[Website and app data records]
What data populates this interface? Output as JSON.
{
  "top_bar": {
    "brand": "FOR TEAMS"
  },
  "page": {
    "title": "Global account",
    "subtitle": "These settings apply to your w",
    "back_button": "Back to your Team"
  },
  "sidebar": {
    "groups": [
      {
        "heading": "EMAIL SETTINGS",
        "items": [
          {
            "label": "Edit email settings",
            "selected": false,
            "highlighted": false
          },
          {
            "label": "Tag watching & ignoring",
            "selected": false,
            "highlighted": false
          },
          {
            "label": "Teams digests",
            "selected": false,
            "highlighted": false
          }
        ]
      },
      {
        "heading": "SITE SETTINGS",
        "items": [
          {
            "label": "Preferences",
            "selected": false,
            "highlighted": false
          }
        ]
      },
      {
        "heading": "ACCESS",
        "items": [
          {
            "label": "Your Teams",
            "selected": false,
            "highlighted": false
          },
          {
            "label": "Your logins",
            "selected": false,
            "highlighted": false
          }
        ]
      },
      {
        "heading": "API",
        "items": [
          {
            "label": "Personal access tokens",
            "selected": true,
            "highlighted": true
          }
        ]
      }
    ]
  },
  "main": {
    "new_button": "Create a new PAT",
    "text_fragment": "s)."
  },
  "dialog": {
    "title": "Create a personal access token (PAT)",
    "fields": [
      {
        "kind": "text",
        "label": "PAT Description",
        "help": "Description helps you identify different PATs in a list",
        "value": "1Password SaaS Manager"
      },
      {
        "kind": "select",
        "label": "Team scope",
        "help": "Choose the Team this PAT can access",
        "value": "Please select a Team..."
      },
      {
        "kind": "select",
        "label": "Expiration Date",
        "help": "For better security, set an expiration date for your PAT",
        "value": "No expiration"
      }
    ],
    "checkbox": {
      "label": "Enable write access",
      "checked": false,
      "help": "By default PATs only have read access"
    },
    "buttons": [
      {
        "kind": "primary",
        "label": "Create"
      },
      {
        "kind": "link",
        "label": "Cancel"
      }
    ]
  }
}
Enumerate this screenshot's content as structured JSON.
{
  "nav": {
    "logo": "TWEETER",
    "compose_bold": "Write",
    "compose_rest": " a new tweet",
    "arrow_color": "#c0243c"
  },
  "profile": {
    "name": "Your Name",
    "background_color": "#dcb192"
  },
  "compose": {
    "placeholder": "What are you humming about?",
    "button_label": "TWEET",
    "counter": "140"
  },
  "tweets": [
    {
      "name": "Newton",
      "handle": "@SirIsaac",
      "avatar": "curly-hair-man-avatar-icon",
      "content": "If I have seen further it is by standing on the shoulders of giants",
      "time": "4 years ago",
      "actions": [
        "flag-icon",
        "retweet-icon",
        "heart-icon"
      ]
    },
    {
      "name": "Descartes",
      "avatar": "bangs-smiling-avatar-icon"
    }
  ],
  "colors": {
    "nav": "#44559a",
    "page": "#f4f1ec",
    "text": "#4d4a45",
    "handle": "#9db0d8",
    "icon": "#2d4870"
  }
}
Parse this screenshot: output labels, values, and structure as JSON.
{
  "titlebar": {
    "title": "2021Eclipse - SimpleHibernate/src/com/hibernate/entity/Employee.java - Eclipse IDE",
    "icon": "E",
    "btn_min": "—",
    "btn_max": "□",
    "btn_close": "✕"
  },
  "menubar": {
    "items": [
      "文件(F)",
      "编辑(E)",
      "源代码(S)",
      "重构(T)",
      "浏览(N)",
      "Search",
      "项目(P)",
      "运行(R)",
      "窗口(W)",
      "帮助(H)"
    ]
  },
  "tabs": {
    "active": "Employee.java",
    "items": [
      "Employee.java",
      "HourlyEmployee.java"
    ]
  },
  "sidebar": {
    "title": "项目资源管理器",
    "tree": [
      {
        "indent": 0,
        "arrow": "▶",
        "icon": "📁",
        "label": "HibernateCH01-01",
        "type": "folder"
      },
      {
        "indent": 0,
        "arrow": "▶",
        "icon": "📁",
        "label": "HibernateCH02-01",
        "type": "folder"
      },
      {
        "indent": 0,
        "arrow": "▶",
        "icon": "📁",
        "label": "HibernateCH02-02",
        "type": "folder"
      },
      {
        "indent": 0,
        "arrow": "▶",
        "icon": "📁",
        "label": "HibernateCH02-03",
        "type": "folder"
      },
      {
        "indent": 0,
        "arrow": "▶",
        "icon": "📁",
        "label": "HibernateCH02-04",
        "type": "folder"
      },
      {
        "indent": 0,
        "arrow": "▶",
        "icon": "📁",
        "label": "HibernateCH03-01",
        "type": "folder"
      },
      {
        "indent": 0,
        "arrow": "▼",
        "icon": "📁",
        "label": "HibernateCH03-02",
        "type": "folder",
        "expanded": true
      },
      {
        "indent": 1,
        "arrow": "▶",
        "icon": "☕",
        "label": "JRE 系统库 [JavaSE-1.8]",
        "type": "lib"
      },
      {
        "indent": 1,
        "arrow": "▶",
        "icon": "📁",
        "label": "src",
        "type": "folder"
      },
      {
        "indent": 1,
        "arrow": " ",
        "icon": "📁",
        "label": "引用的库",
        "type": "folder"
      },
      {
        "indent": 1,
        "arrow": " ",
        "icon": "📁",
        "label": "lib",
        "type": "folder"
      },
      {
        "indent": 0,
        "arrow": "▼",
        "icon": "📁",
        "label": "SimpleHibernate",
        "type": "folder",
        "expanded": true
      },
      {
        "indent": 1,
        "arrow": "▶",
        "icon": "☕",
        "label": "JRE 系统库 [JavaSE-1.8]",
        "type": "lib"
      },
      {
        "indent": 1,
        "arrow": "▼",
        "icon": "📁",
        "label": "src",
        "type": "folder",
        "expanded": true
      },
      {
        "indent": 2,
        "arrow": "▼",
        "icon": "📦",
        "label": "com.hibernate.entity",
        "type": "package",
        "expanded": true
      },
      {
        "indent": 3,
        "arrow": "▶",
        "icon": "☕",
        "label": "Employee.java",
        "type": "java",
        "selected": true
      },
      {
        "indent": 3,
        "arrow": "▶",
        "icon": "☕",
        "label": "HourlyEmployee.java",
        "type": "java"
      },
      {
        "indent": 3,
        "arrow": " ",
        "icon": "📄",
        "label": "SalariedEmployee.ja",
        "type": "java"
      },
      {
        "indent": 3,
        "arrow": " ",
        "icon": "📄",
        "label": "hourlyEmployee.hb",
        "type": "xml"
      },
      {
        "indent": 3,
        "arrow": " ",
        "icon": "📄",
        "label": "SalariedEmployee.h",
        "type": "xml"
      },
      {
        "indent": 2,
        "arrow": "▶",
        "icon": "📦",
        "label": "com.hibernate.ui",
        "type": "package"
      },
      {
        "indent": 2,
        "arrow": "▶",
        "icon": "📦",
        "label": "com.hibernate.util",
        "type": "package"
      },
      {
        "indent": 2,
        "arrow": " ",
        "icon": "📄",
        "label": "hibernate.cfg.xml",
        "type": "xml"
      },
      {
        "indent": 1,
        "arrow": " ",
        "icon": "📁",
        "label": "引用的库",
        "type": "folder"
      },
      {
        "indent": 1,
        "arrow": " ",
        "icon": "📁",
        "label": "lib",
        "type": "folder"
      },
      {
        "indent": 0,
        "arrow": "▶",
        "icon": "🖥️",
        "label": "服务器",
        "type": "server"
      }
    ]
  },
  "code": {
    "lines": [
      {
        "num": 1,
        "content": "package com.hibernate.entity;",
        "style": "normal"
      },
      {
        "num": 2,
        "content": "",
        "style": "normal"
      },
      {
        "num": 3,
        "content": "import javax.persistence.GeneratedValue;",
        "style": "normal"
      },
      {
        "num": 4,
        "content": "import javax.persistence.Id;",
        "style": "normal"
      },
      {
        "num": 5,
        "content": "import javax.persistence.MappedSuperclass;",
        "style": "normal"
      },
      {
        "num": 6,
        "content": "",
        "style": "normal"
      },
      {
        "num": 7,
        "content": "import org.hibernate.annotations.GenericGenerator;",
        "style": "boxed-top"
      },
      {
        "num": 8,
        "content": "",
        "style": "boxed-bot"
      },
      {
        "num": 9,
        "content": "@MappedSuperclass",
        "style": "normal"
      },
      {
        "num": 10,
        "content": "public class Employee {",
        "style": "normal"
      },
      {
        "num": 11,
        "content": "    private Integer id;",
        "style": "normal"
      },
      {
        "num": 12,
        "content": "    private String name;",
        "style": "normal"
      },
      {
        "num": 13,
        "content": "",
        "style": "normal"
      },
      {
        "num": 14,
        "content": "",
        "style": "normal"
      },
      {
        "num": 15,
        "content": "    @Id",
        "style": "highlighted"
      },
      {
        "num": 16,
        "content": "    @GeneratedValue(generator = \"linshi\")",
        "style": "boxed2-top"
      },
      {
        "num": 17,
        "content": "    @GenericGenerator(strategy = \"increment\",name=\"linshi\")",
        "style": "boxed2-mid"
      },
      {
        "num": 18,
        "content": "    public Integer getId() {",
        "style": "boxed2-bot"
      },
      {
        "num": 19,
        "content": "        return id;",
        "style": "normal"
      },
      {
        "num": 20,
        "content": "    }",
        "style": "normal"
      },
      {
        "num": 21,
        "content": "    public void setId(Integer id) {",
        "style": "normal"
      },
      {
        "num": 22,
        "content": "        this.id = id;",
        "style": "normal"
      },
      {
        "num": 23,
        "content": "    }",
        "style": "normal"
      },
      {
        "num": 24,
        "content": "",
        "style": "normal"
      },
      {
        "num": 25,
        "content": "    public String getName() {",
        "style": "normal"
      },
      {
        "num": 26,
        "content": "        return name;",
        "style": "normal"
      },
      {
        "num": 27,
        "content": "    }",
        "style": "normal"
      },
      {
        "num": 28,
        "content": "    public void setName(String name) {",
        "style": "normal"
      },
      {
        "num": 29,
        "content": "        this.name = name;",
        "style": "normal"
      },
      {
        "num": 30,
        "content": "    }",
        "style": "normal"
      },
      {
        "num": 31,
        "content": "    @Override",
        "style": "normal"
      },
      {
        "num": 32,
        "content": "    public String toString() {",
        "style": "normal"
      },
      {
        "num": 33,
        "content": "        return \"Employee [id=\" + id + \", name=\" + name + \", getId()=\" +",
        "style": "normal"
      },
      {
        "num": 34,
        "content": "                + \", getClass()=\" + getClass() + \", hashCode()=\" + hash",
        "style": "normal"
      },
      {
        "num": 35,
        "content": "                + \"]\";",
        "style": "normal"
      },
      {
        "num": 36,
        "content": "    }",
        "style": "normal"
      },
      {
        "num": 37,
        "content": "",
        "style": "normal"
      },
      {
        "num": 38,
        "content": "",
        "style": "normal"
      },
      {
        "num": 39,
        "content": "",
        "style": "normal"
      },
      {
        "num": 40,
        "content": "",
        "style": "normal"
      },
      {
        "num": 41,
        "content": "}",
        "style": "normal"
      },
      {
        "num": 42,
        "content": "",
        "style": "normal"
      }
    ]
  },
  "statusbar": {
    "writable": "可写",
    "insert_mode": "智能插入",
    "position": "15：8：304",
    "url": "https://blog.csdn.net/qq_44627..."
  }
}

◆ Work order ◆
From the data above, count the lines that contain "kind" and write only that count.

◆ Written solution ◆
5